Disclaimer: Having never been a medical student, I most certainly don’t know the intricate details of the curriculum currently offered to students at non-alternative medical schools. I know a good amount of people working in the health industry—hospital owners, nurses, doctors, massage therapists, acupuncturists, patients, etc.—and feel as though I have a generic enough understanding of the education provided at these schools to propose an overhaul. What I think I know could be incorrect and I welcome any dialog that may clarify my understanding.

As part of WEGO Health’s third Health Activist’s Writer’s Month Challenge, I am challenging myself to write 30 posts in 30 days using prompts provided for the event.

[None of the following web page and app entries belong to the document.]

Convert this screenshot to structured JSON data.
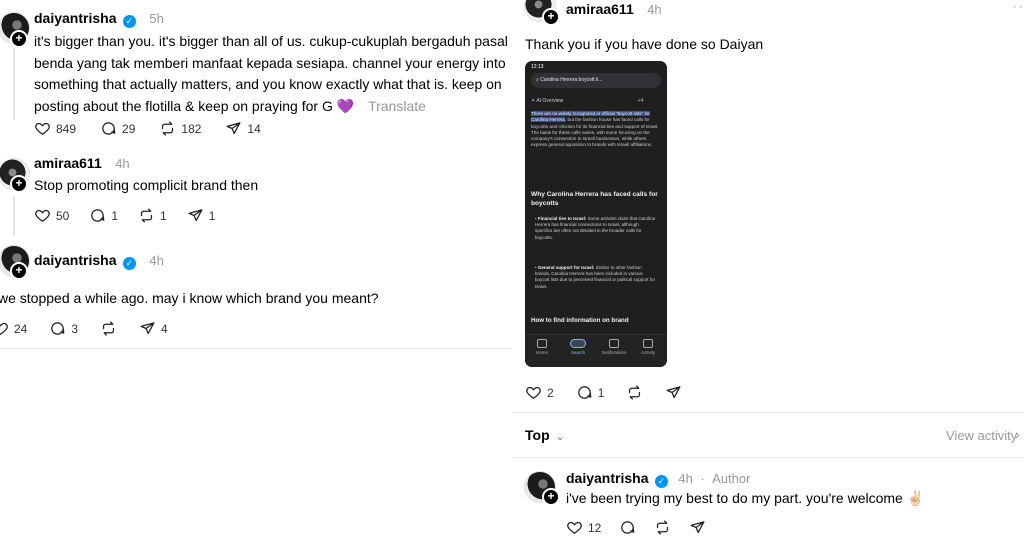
{
  "left_thread": {
    "post1": {
      "username": "daiyantrisha",
      "time": "5h",
      "lines": [
        "it's bigger than you. it's bigger than all of us. cukup-cukuplah bergaduh pasal",
        "benda yang tak memberi manfaat kepada sesiapa. channel your energy into",
        "something that actually matters, and you know exactly what that is. keep on",
        "posting about the flotilla & keep on praying for G"
      ],
      "emoji": "💜",
      "translate": "Translate",
      "likes": "849",
      "comments": "29",
      "reposts": "182",
      "shares": "14"
    },
    "post2": {
      "username": "amiraa611",
      "time": "4h",
      "text": "Stop promoting complicit brand then",
      "likes": "50",
      "comments": "1",
      "reposts": "1",
      "shares": "1"
    },
    "post3": {
      "username": "daiyantrisha",
      "time": "4h",
      "text": "we stopped a while ago. may i know which brand you meant?",
      "likes": "24",
      "comments": "3",
      "shares": "4"
    }
  },
  "right_thread": {
    "post": {
      "username": "amiraa611",
      "time": "4h",
      "text": "Thank you if you have done so Daiyan",
      "likes": "2",
      "comments": "1",
      "more": "···"
    },
    "phone": {
      "status_time": "12:13",
      "search_query": "Carolina Herrera boycott li...",
      "ai_overview_label": "AI Overview",
      "ai_count": "+4",
      "highlight": "There are no widely recognized or official \"boycott lists\" for Carolina Herrera",
      "para1_rest": ", but the fashion house has faced calls for boycotts and criticism for its financial ties and support of Israel. The basis for these calls varies, with some focusing on the company's connection to Israeli businesses, while others express general opposition to brands with Israeli affiliations.",
      "heading1": "Why Carolina Herrera has faced calls for boycotts",
      "bullet1_title": "Financial ties to Israel:",
      "bullet1_text": " Some activists claim that Carolina Herrera has financial connections to Israel, although specifics are often not detailed in the broader calls for boycotts.",
      "bullet2_title": "General support for Israel:",
      "bullet2_text": " Similar to other fashion brands, Carolina Herrera has been included in various boycott lists due to perceived financial or political support for Israel.",
      "heading2": "How to find information on brand",
      "nav": [
        "Home",
        "Search",
        "Notifications",
        "Activity"
      ]
    },
    "sort": {
      "label": "Top",
      "view_activity": "View activity"
    },
    "reply": {
      "username": "daiyantrisha",
      "time": "4h",
      "separator": "·",
      "author_label": "Author",
      "text": "i've been trying my best to do my part. you're welcome",
      "emoji": "✌🏻",
      "likes": "12"
    }
  },
  "colors": {
    "verified": "#0095f6",
    "muted": "#999999",
    "highlight": "#3d4f8a"
  },
  "icons": [
    "heart-icon",
    "comment-icon",
    "repost-icon",
    "share-icon",
    "verified-icon",
    "plus-icon",
    "more-icon",
    "chevron-down-icon"
  ]
}
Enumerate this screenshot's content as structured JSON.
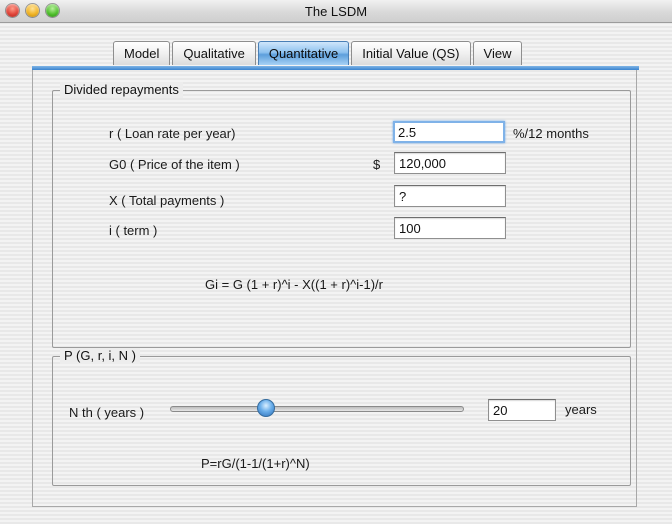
{
  "window": {
    "title": "The LSDM"
  },
  "tabs": [
    {
      "label": "Model",
      "active": false
    },
    {
      "label": "Qualitative",
      "active": false
    },
    {
      "label": "Quantitative",
      "active": true
    },
    {
      "label": "Initial Value (QS)",
      "active": false
    },
    {
      "label": "View",
      "active": false
    }
  ],
  "repayments": {
    "legend": "Divided repayments",
    "rate_label": "r  ( Loan rate per year)",
    "rate_value": "2.5",
    "rate_unit": "%/12 months",
    "price_label": "G0 ( Price of the item )",
    "currency": "$",
    "price_value": "120,000",
    "payments_label": "X ( Total payments )",
    "payments_value": "?",
    "term_label": "i ( term )",
    "term_value": "100",
    "formula": "Gi = G (1 + r)^i - X((1 + r)^i-1)/r"
  },
  "pgroup": {
    "legend": "P (G, r, i, N )",
    "nth_label": "N th ( years )",
    "slider_fraction": 0.3,
    "years_value": "20",
    "years_unit": "years",
    "formula": "P=rG/(1-1/(1+r)^N)"
  }
}
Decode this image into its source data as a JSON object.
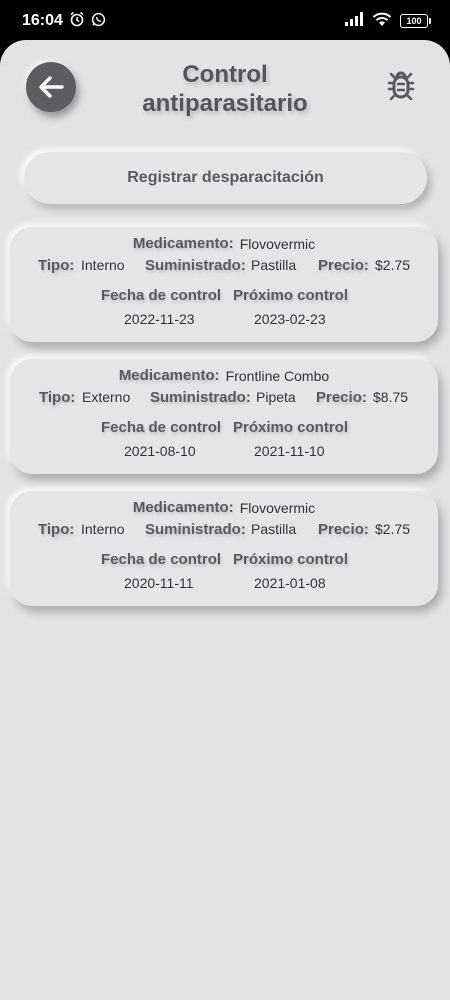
{
  "status": {
    "time": "16:04",
    "battery": "100"
  },
  "header": {
    "title_line1": "Control",
    "title_line2": "antiparasitario"
  },
  "register_button": "Registrar desparacitación",
  "labels": {
    "medicamento": "Medicamento:",
    "tipo": "Tipo:",
    "suministrado": "Suministrado:",
    "precio": "Precio:",
    "fecha_control": "Fecha de control",
    "proximo_control": "Próximo control"
  },
  "records": [
    {
      "medicamento": "Flovovermic",
      "tipo": "Interno",
      "suministrado": "Pastilla",
      "precio": "$2.75",
      "fecha": "2022-11-23",
      "proximo": "2023-02-23"
    },
    {
      "medicamento": "Frontline Combo",
      "tipo": "Externo",
      "suministrado": "Pipeta",
      "precio": "$8.75",
      "fecha": "2021-08-10",
      "proximo": "2021-11-10"
    },
    {
      "medicamento": "Flovovermic",
      "tipo": "Interno",
      "suministrado": "Pastilla",
      "precio": "$2.75",
      "fecha": "2020-11-11",
      "proximo": "2021-01-08"
    }
  ],
  "colors": {
    "background": "#e3e2e5",
    "accent_dark": "#5d5c60",
    "label_text": "#5a595d"
  },
  "icons": {
    "back": "arrow-left-icon",
    "settings": "bug-icon",
    "status": [
      "alarm-icon",
      "whatsapp-icon",
      "signal-icon",
      "wifi-icon",
      "battery-icon"
    ]
  }
}
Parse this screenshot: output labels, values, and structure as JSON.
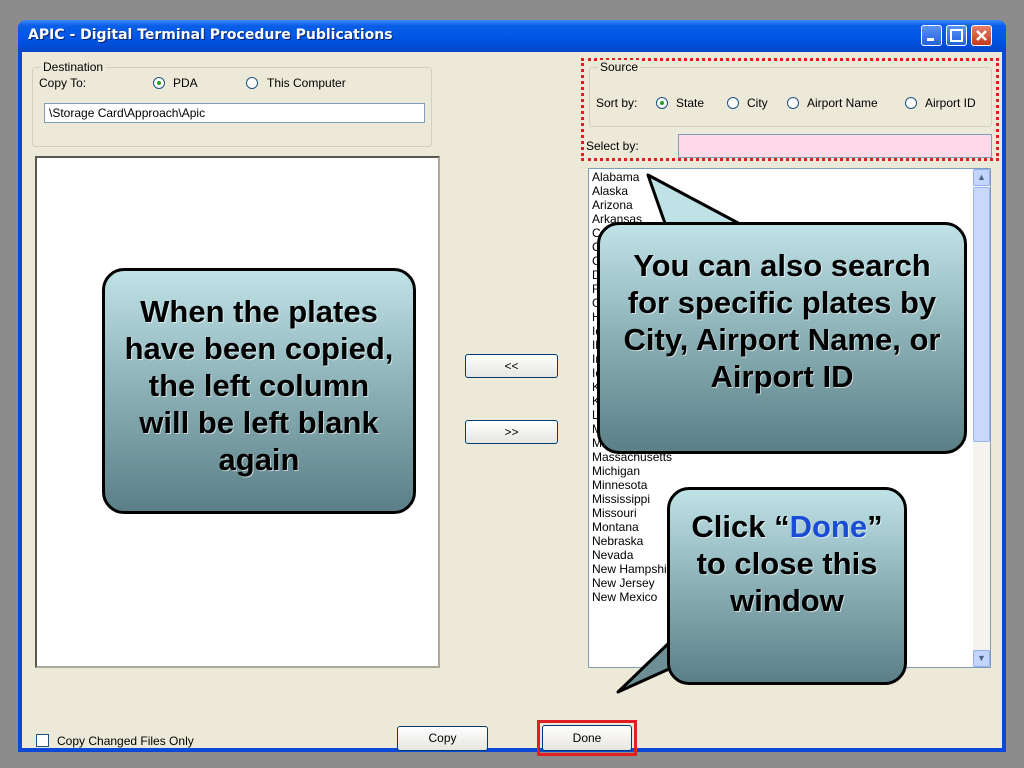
{
  "window": {
    "title": "APIC - Digital Terminal Procedure Publications"
  },
  "destination": {
    "group_label": "Destination",
    "copy_to_label": "Copy To:",
    "options": [
      "PDA",
      "This Computer"
    ],
    "selected": "PDA",
    "path_value": "\\Storage Card\\Approach\\Apic"
  },
  "source": {
    "group_label": "Source",
    "sort_by_label": "Sort by:",
    "sort_options": [
      "State",
      "City",
      "Airport Name",
      "Airport ID"
    ],
    "selected": "State",
    "select_by_label": "Select by:",
    "select_by_value": ""
  },
  "states": [
    "Alabama",
    "Alaska",
    "Arizona",
    "Arkansas",
    "California",
    "Colorado",
    "Connecticut",
    "Delaware",
    "Florida",
    "Georgia",
    "Hawaii",
    "Idaho",
    "Illinois",
    "Indiana",
    "Iowa",
    "Kansas",
    "Kentucky",
    "Louisiana",
    "Maine",
    "Maryland",
    "Massachusetts",
    "Michigan",
    "Minnesota",
    "Mississippi",
    "Missouri",
    "Montana",
    "Nebraska",
    "Nevada",
    "New Hampshire",
    "New Jersey",
    "New Mexico"
  ],
  "buttons": {
    "remove": "<<",
    "add": ">>",
    "copy": "Copy",
    "done": "Done"
  },
  "copy_changed_label": "Copy Changed Files Only",
  "callouts": {
    "left": "When the plates have been copied, the left column will be left blank again",
    "right": "You can also search for specific plates by City, Airport Name, or Airport ID",
    "bottom_pre": "Click “",
    "bottom_highlight": "Done",
    "bottom_post": "” to close this window"
  },
  "colors": {
    "highlight_box": "#e02020",
    "callout_text_highlight": "#1a4cd6"
  }
}
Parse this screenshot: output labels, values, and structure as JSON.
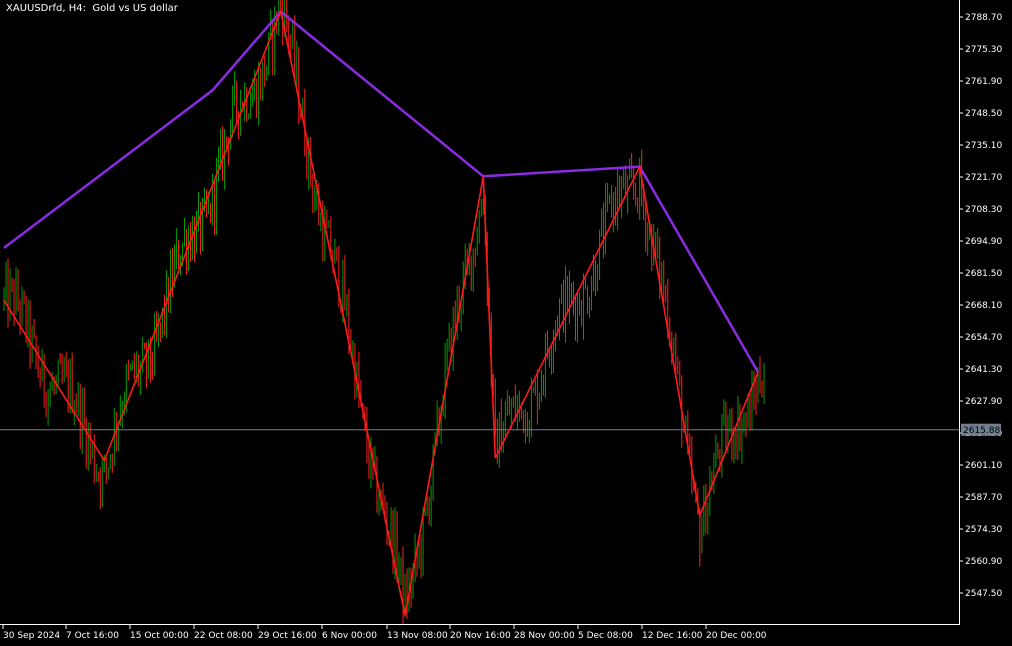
{
  "header": {
    "symbol": "XAUUSDrfd, H4:",
    "description": "Gold vs US dollar"
  },
  "colors": {
    "background": "#000000",
    "axis": "#ffffff",
    "bull_candle": "#00a000",
    "bear_candle": "#ff2020",
    "zigzag_fast": "#ff1a1a",
    "zigzag_slow": "#8a2be2",
    "price_line": "#708090",
    "price_label_bg": "#708090"
  },
  "chart_data": {
    "type": "candlestick",
    "symbol": "XAUUSDrfd",
    "timeframe": "H4",
    "ylim": [
      2535.0,
      2795.0
    ],
    "y_ticks": [
      "2788.70",
      "2775.30",
      "2761.90",
      "2748.50",
      "2735.10",
      "2721.70",
      "2708.30",
      "2694.90",
      "2681.50",
      "2668.10",
      "2654.70",
      "2641.30",
      "2627.90",
      "2614.50",
      "2601.10",
      "2587.70",
      "2574.30",
      "2560.90",
      "2547.50"
    ],
    "x_ticks": [
      "30 Sep 2024",
      "7 Oct 16:00",
      "15 Oct 00:00",
      "22 Oct 08:00",
      "29 Oct 16:00",
      "6 Nov 00:00",
      "13 Nov 08:00",
      "20 Nov 16:00",
      "28 Nov 00:00",
      "5 Dec 08:00",
      "12 Dec 16:00",
      "20 Dec 00:00"
    ],
    "current_price": "2615.88",
    "bar_count": 380,
    "zigzag_fast": [
      {
        "bar": 0,
        "price": 2670.0
      },
      {
        "bar": 50,
        "price": 2603.0
      },
      {
        "bar": 138,
        "price": 2791.0
      },
      {
        "bar": 200,
        "price": 2538.0
      },
      {
        "bar": 239,
        "price": 2722.0
      },
      {
        "bar": 245,
        "price": 2604.0
      },
      {
        "bar": 317,
        "price": 2726.0
      },
      {
        "bar": 347,
        "price": 2580.0
      },
      {
        "bar": 376,
        "price": 2640.0
      }
    ],
    "zigzag_slow": [
      {
        "bar": 0,
        "price": 2692.0
      },
      {
        "bar": 104,
        "price": 2758.0
      },
      {
        "bar": 138,
        "price": 2791.0
      },
      {
        "bar": 239,
        "price": 2722.0
      },
      {
        "bar": 317,
        "price": 2726.0
      },
      {
        "bar": 376,
        "price": 2640.0
      }
    ]
  }
}
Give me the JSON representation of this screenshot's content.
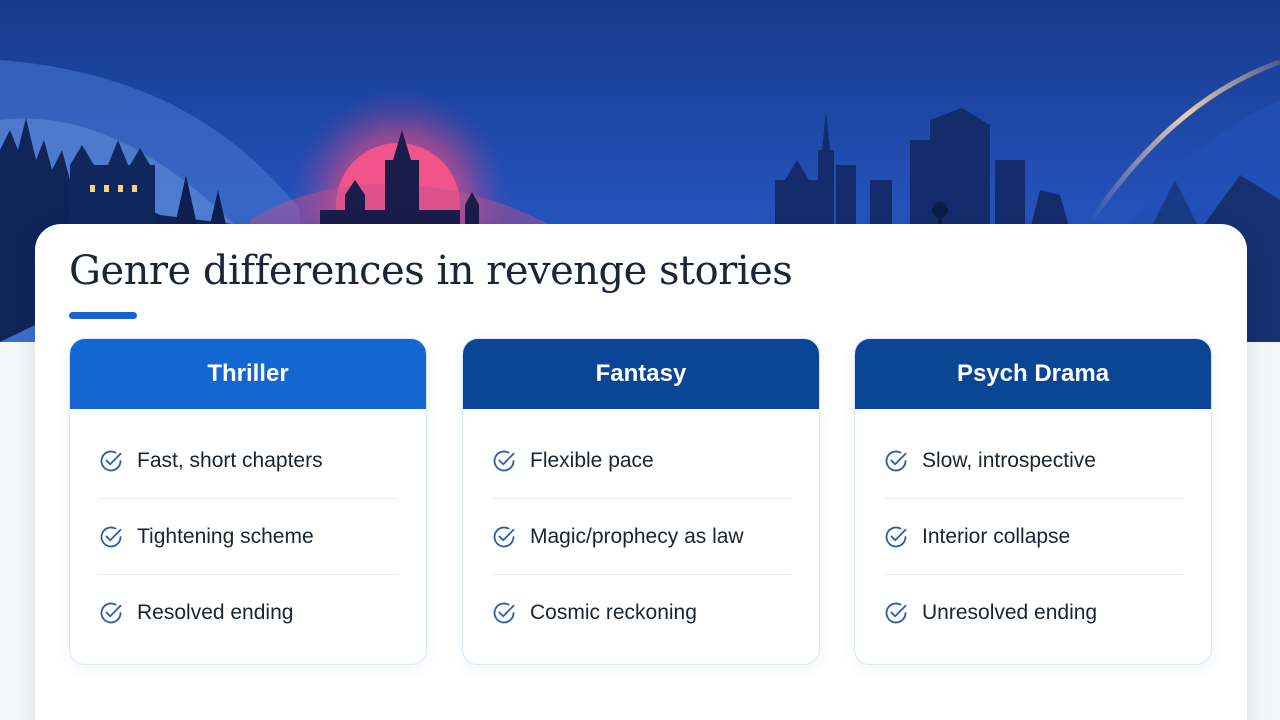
{
  "slide": {
    "title": "Genre differences in revenge stories"
  },
  "colors": {
    "accent": "#1863d0",
    "header_primary": "#1466d2",
    "header_dark": "#0b4595",
    "text": "#1a2233"
  },
  "genres": [
    {
      "name": "Thriller",
      "header_color": "#1466d2",
      "items": [
        "Fast, short chapters",
        "Tightening scheme",
        "Resolved ending"
      ]
    },
    {
      "name": "Fantasy",
      "header_color": "#0b4595",
      "items": [
        "Flexible pace",
        "Magic/prophecy as law",
        "Cosmic reckoning"
      ]
    },
    {
      "name": "Psych Drama",
      "header_color": "#0b4595",
      "items": [
        "Slow, introspective",
        "Interior collapse",
        "Unresolved ending"
      ]
    }
  ],
  "icons": {
    "item_icon": "check-circle-icon"
  }
}
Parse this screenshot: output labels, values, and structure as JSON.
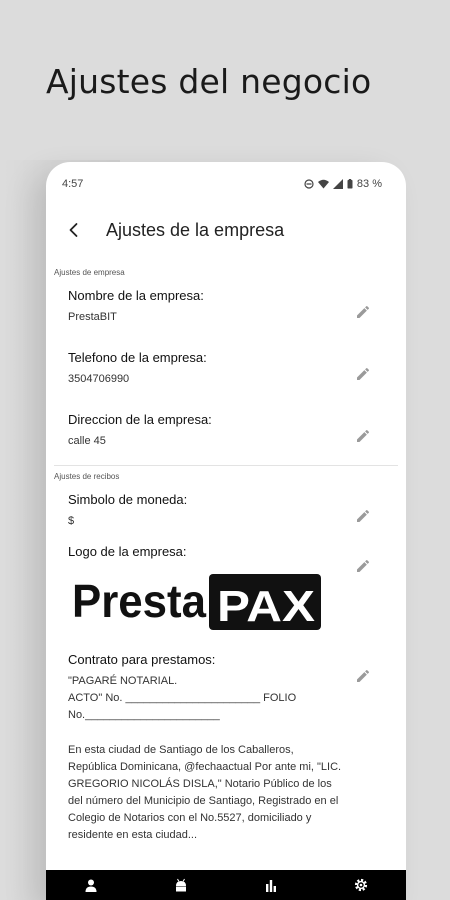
{
  "promo": {
    "title": "Ajustes del negocio"
  },
  "status_bar": {
    "time": "4:57",
    "battery": "83 %"
  },
  "app_bar": {
    "title": "Ajustes de la empresa"
  },
  "sections": {
    "company": "Ajustes de empresa",
    "receipts": "Ajustes de recibos"
  },
  "company": {
    "name_label": "Nombre de la empresa:",
    "name_value": "PrestaBIT",
    "phone_label": "Telefono de la empresa:",
    "phone_value": "3504706990",
    "address_label": "Direccion de la empresa:",
    "address_value": "calle 45"
  },
  "receipts": {
    "currency_label": "Simbolo de moneda:",
    "currency_value": "$",
    "logo_label": "Logo de la empresa:",
    "logo_text_left": "Presta",
    "logo_text_right": "PAX",
    "contract_label": "Contrato para prestamos:",
    "contract_header": "\"PAGARÉ NOTARIAL.\nACTO\" No. ______________________       FOLIO\nNo.______________________",
    "contract_body": "En esta ciudad de Santiago de los Caballeros, República Dominicana, @fechaactual Por ante mi, \"LIC. GREGORIO NICOLÁS DISLA,\" Notario Público de los del número del Municipio de Santiago, Registrado en el Colegio de Notarios con el No.5527, domiciliado y residente en esta ciudad..."
  },
  "nav": [
    "person-icon",
    "android-icon",
    "bar-chart-icon",
    "settings-icon"
  ]
}
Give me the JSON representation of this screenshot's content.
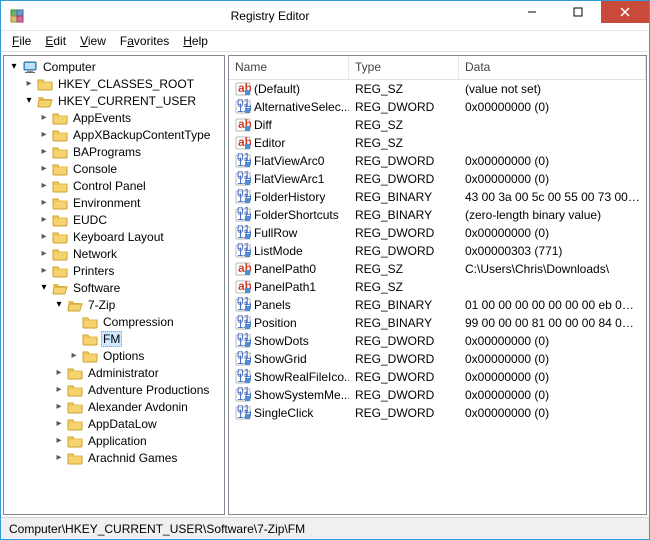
{
  "window": {
    "title": "Registry Editor"
  },
  "menu": {
    "file": "File",
    "edit": "Edit",
    "view": "View",
    "favorites": "Favorites",
    "help": "Help"
  },
  "status": {
    "path": "Computer\\HKEY_CURRENT_USER\\Software\\7-Zip\\FM"
  },
  "tree_root": "Computer",
  "hives": [
    "HKEY_CLASSES_ROOT",
    "HKEY_CURRENT_USER"
  ],
  "hkcu_children": [
    "AppEvents",
    "AppXBackupContentType",
    "BAPrograms",
    "Console",
    "Control Panel",
    "Environment",
    "EUDC",
    "Keyboard Layout",
    "Network",
    "Printers",
    "Software"
  ],
  "software_children_pre": [],
  "sevenzip": "7-Zip",
  "sevenzip_children": [
    "Compression",
    "FM",
    "Options"
  ],
  "software_children_post": [
    "Administrator",
    "Adventure Productions",
    "Alexander Avdonin",
    "AppDataLow",
    "Application",
    "Arachnid Games"
  ],
  "list_cols": {
    "name": "Name",
    "type": "Type",
    "data": "Data"
  },
  "values": [
    {
      "icon": "sz",
      "name": "(Default)",
      "type": "REG_SZ",
      "data": "(value not set)"
    },
    {
      "icon": "bin",
      "name": "AlternativeSelec...",
      "type": "REG_DWORD",
      "data": "0x00000000 (0)"
    },
    {
      "icon": "sz",
      "name": "Diff",
      "type": "REG_SZ",
      "data": ""
    },
    {
      "icon": "sz",
      "name": "Editor",
      "type": "REG_SZ",
      "data": ""
    },
    {
      "icon": "bin",
      "name": "FlatViewArc0",
      "type": "REG_DWORD",
      "data": "0x00000000 (0)"
    },
    {
      "icon": "bin",
      "name": "FlatViewArc1",
      "type": "REG_DWORD",
      "data": "0x00000000 (0)"
    },
    {
      "icon": "bin",
      "name": "FolderHistory",
      "type": "REG_BINARY",
      "data": "43 00 3a 00 5c 00 55 00 73 00 65 ..."
    },
    {
      "icon": "bin",
      "name": "FolderShortcuts",
      "type": "REG_BINARY",
      "data": "(zero-length binary value)"
    },
    {
      "icon": "bin",
      "name": "FullRow",
      "type": "REG_DWORD",
      "data": "0x00000000 (0)"
    },
    {
      "icon": "bin",
      "name": "ListMode",
      "type": "REG_DWORD",
      "data": "0x00000303 (771)"
    },
    {
      "icon": "sz",
      "name": "PanelPath0",
      "type": "REG_SZ",
      "data": "C:\\Users\\Chris\\Downloads\\"
    },
    {
      "icon": "sz",
      "name": "PanelPath1",
      "type": "REG_SZ",
      "data": ""
    },
    {
      "icon": "bin",
      "name": "Panels",
      "type": "REG_BINARY",
      "data": "01 00 00 00 00 00 00 00 eb 00 00 ..."
    },
    {
      "icon": "bin",
      "name": "Position",
      "type": "REG_BINARY",
      "data": "99 00 00 00 81 00 00 00 84 02 00 ..."
    },
    {
      "icon": "bin",
      "name": "ShowDots",
      "type": "REG_DWORD",
      "data": "0x00000000 (0)"
    },
    {
      "icon": "bin",
      "name": "ShowGrid",
      "type": "REG_DWORD",
      "data": "0x00000000 (0)"
    },
    {
      "icon": "bin",
      "name": "ShowRealFileIco...",
      "type": "REG_DWORD",
      "data": "0x00000000 (0)"
    },
    {
      "icon": "bin",
      "name": "ShowSystemMe...",
      "type": "REG_DWORD",
      "data": "0x00000000 (0)"
    },
    {
      "icon": "bin",
      "name": "SingleClick",
      "type": "REG_DWORD",
      "data": "0x00000000 (0)"
    }
  ]
}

Wish me luck, or join me!

HAWMC 2013 – Day 4: Sharing Resources for Natural Treatment


Today, I added a Resources page that includes links to the articles, blogs, books, and communities I have relied on over the past three years. Not all the links are about natural treatment, but were helpful to me in one way or another and the advice and information in some contradict with one another. Much like using pharmaceuticals as a disease modifying therapy, where some people try many different drugs until they find the one(s) that work for them, treating your condition with nutrition and lifestyle will also be custom tailored to you, your body, and way of living.

Spend time reading and watching everything you can and start making changes that make sense for you. If you know you are lactose intolerant, cut dairy completely out of your diet. If you really don’t enjoy running for exercise, stop running and start moving in a way you enjoy. Etc., etc., etc. Soon enough your treatment plan will begin to take shape and you will start feeling better.

Please share any additional resources for natural treatment that have been helpful for you. I don’t have much time for Internet research these days and would love to learn about what else is available.

As part of WEGO Health’s third Health Activist’s Writer’s Month Challenge, I am challenging myself to write 30 posts in 30 days using prompts provided for the event. Wish me luck, or join me!